▶ TASK DESCRIPTION
In the entries below, count every line containing "muted". Return the number and nothing else.

*** SUPPLIED RECORDS Section Begins ***

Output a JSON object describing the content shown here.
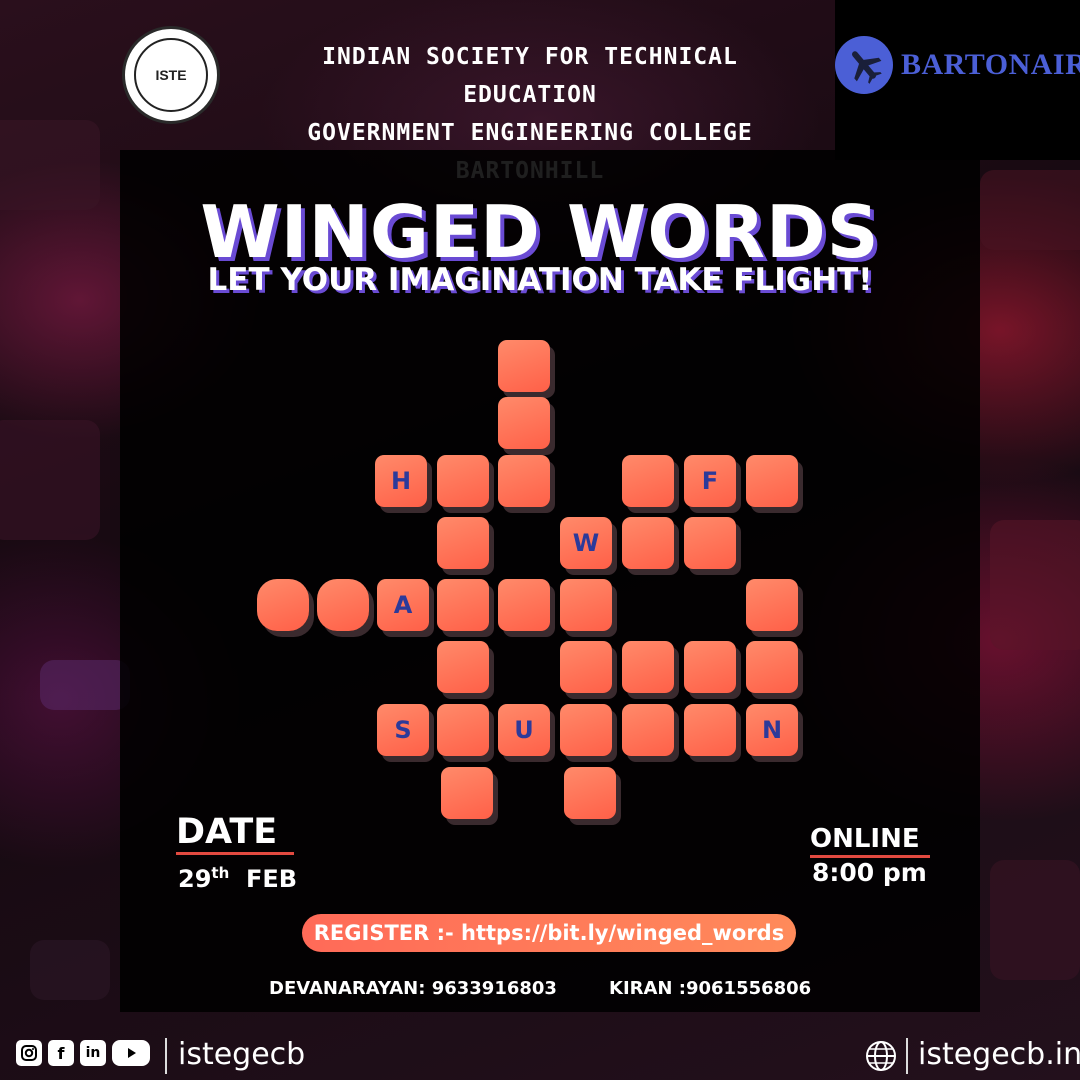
{
  "header": {
    "org_line1": "INDIAN SOCIETY FOR TECHNICAL EDUCATION",
    "org_line2": "GOVERNMENT ENGINEERING COLLEGE BARTONHILL",
    "iste_logo_text": "ISTE",
    "sponsor_name": "BARTONAIR"
  },
  "event": {
    "title": "WINGED WORDS",
    "tagline": "LET YOUR IMAGINATION TAKE FLIGHT!"
  },
  "crossword": {
    "letters": {
      "H": "H",
      "F": "F",
      "W": "W",
      "A": "A",
      "S": "S",
      "U": "U",
      "N": "N"
    }
  },
  "date": {
    "heading": "DATE",
    "day": "29",
    "suffix": "th",
    "month": "FEB"
  },
  "mode": {
    "heading": "ONLINE",
    "time": "8:00 pm"
  },
  "register": {
    "text": "REGISTER :- https://bit.ly/winged_words"
  },
  "contacts": [
    {
      "text": "DEVANARAYAN: 9633916803"
    },
    {
      "text": "KIRAN :9061556806"
    }
  ],
  "footer": {
    "social_handle": "istegecb",
    "website": "istegecb.in",
    "icons": [
      "instagram-icon",
      "facebook-icon",
      "linkedin-icon",
      "youtube-icon",
      "globe-icon"
    ]
  },
  "colors": {
    "tile": "#ff7458",
    "letter": "#2c3a9a",
    "accent_line": "#e24a40",
    "shadow_purple": "#6a4bd4",
    "sponsor_blue": "#4b5fd6"
  }
}
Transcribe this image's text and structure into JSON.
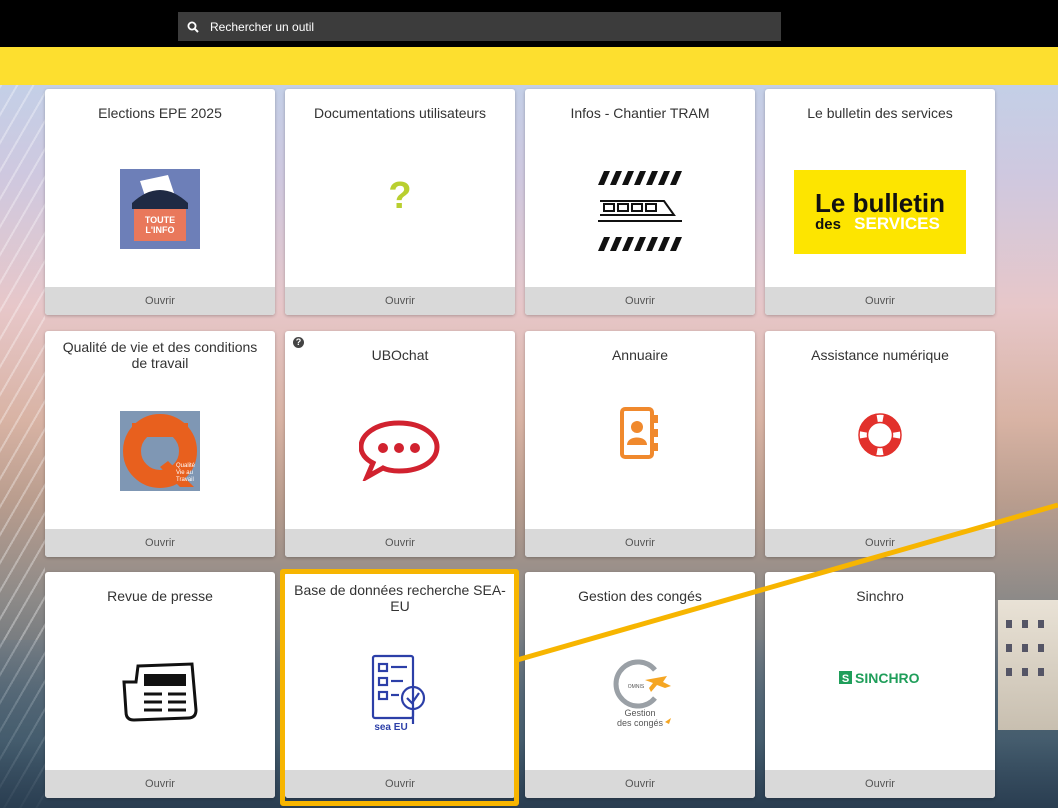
{
  "search": {
    "placeholder": "Rechercher un outil",
    "icon": "search-icon"
  },
  "colors": {
    "topbar": "#000000",
    "search_bg": "#3c3c3c",
    "yellow_band": "#fddf2f",
    "highlight": "#f7b500",
    "card_footer": "#d9d9d9"
  },
  "open_label": "Ouvrir",
  "tiles": [
    {
      "title": "Elections EPE 2025",
      "logo_text": "TOUTE\nL'INFO",
      "icon": "ballot-box-icon"
    },
    {
      "title": "Documentations utilisateurs",
      "icon": "question-mark-icon"
    },
    {
      "title": "Infos - Chantier TRAM",
      "icon": "tram-construction-icon"
    },
    {
      "title": "Le bulletin des services",
      "logo_text1": "Le bulletin",
      "logo_text2": "des",
      "logo_text3": "SERVICES",
      "icon": "bulletin-logo"
    },
    {
      "title": "Qualité de vie et des conditions de travail",
      "logo_text": "Qualité\nVie au\nTravail",
      "icon": "qvt-logo"
    },
    {
      "title": "UBOchat",
      "icon": "rocket-chat-icon",
      "help": "?"
    },
    {
      "title": "Annuaire",
      "icon": "address-book-icon"
    },
    {
      "title": "Assistance numérique",
      "icon": "lifebuoy-icon"
    },
    {
      "title": "Revue de presse",
      "icon": "newspaper-icon"
    },
    {
      "title": "Base de données recherche SEA-EU",
      "logo_text": "sea EU",
      "icon": "checklist-search-icon"
    },
    {
      "title": "Gestion des congés",
      "logo_text1": "Gestion",
      "logo_text2": "des congés",
      "logo_small": "OMNIS",
      "icon": "leave-management-logo"
    },
    {
      "title": "Sinchro",
      "logo_text": "SINCHRO",
      "icon": "sinchro-logo"
    }
  ]
}
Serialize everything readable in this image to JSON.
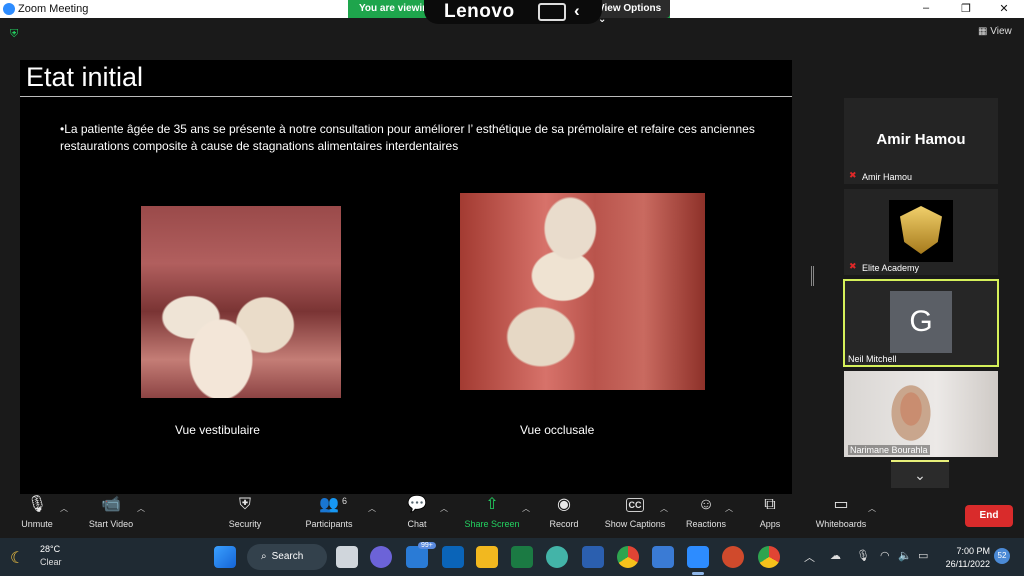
{
  "window": {
    "title": "Zoom Meeting",
    "minimize": "–",
    "restore": "❐",
    "close": "✕"
  },
  "share_banner": {
    "text": "You are viewin",
    "view_options": "View Options ⌄"
  },
  "device_bar": {
    "brand": "Lenovo",
    "back": "‹"
  },
  "meeting": {
    "view_label": "View"
  },
  "slide": {
    "title": "Etat initial",
    "bullet": "•La patiente âgée de 35 ans se présente à notre consultation pour améliorer l’ esthétique de sa prémolaire et refaire ces anciennes restaurations composite à cause de stagnations alimentaires interdentaires",
    "caption_left": "Vue vestibulaire",
    "caption_right": "Vue occlusale"
  },
  "participants": [
    {
      "name": "Amir Hamou",
      "display": "Amir Hamou",
      "muted": true
    },
    {
      "name": "Elite Academy",
      "muted": true
    },
    {
      "name": "Neil Mitchell",
      "initial": "G",
      "muted": false,
      "active_speaker": true
    },
    {
      "name": "Narimane Bourahla",
      "muted": false
    }
  ],
  "toolbar": {
    "unmute": "Unmute",
    "start_video": "Start Video",
    "security": "Security",
    "participants": "Participants",
    "participants_count": "6",
    "chat": "Chat",
    "share_screen": "Share Screen",
    "record": "Record",
    "show_captions": "Show Captions",
    "captions_icon": "CC",
    "reactions": "Reactions",
    "apps": "Apps",
    "whiteboards": "Whiteboards",
    "end": "End"
  },
  "taskbar": {
    "temperature": "28°C",
    "condition": "Clear",
    "search": "Search",
    "mail_badge": "99+",
    "time": "7:00 PM",
    "date": "26/11/2022",
    "notifications": "52"
  },
  "colors": {
    "accent_green": "#23d160",
    "active_speaker": "#d5f05a",
    "end_red": "#d92b2b",
    "zoom_blue": "#2d8cff"
  }
}
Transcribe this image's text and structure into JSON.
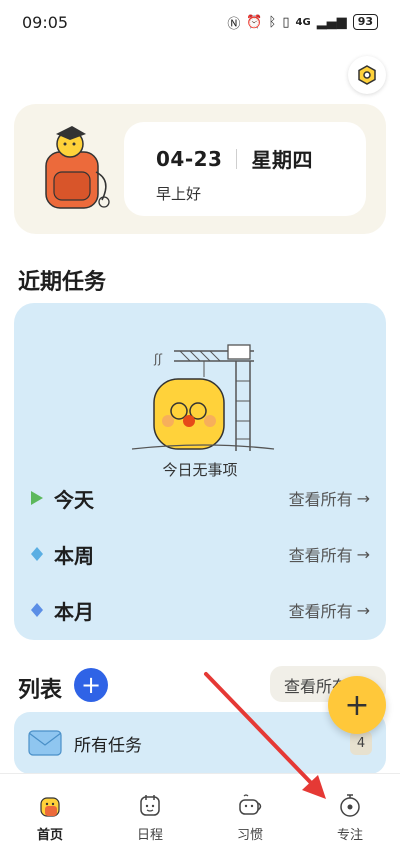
{
  "status_bar": {
    "time": "09:05",
    "network": "4G",
    "battery": "93"
  },
  "header": {
    "date": "04-23",
    "weekday": "星期四",
    "greeting": "早上好"
  },
  "tasks_section": {
    "title": "近期任务",
    "empty_text": "今日无事项",
    "periods": [
      {
        "label": "今天",
        "view_all": "查看所有",
        "icon_color": "#5cb85c"
      },
      {
        "label": "本周",
        "view_all": "查看所有",
        "icon_color": "#5aaee3"
      },
      {
        "label": "本月",
        "view_all": "查看所有",
        "icon_color": "#5b8ee6"
      }
    ]
  },
  "list_section": {
    "title": "列表",
    "view_all": "查看所有",
    "items": [
      {
        "label": "所有任务",
        "count": "4"
      }
    ]
  },
  "bottom_nav": {
    "items": [
      {
        "label": "首页",
        "active": true
      },
      {
        "label": "日程",
        "active": false
      },
      {
        "label": "习惯",
        "active": false
      },
      {
        "label": "专注",
        "active": false
      }
    ]
  },
  "icons": {
    "settings": "settings-icon",
    "add": "plus-icon",
    "fab": "plus-icon",
    "all_tasks": "envelope-icon"
  },
  "colors": {
    "accent_blue": "#2f63e6",
    "fab_yellow": "#ffc83a",
    "panel_blue": "#d6ebf8",
    "hero_bg": "#f7f4ea",
    "annotation_red": "#e53935"
  }
}
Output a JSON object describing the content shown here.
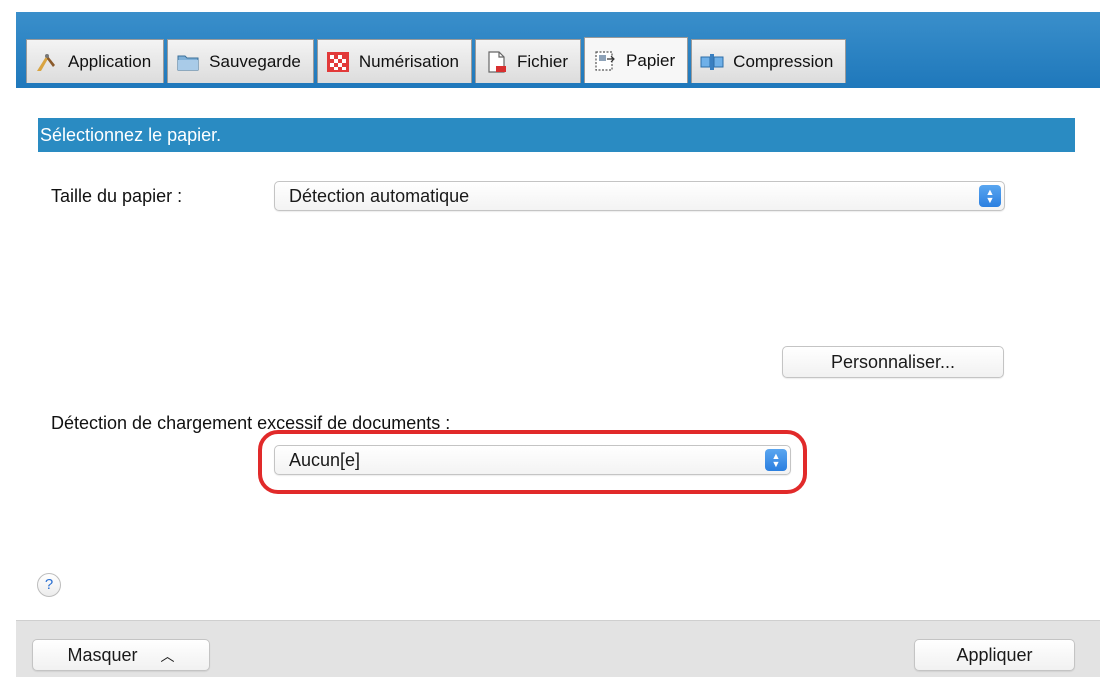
{
  "tabs": [
    {
      "label": "Application",
      "icon": "application-icon",
      "active": false
    },
    {
      "label": "Sauvegarde",
      "icon": "folder-icon",
      "active": false
    },
    {
      "label": "Numérisation",
      "icon": "scan-icon",
      "active": false
    },
    {
      "label": "Fichier",
      "icon": "file-icon",
      "active": false
    },
    {
      "label": "Papier",
      "icon": "paper-icon",
      "active": true
    },
    {
      "label": "Compression",
      "icon": "compression-icon",
      "active": false
    }
  ],
  "section": {
    "title": "Sélectionnez le papier."
  },
  "paper_size": {
    "label": "Taille du papier :",
    "value": "Détection automatique"
  },
  "customize_button": "Personnaliser...",
  "overload": {
    "label": "Détection de chargement excessif de documents :",
    "value": "Aucun[e]"
  },
  "help": "?",
  "footer": {
    "hide_button": "Masquer",
    "apply_button": "Appliquer"
  },
  "colors": {
    "accent": "#2a8bc2",
    "highlight": "#e12a2a",
    "tabbar": "#1f78bb"
  }
}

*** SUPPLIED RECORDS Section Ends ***

▶ RESPONSE AREA
4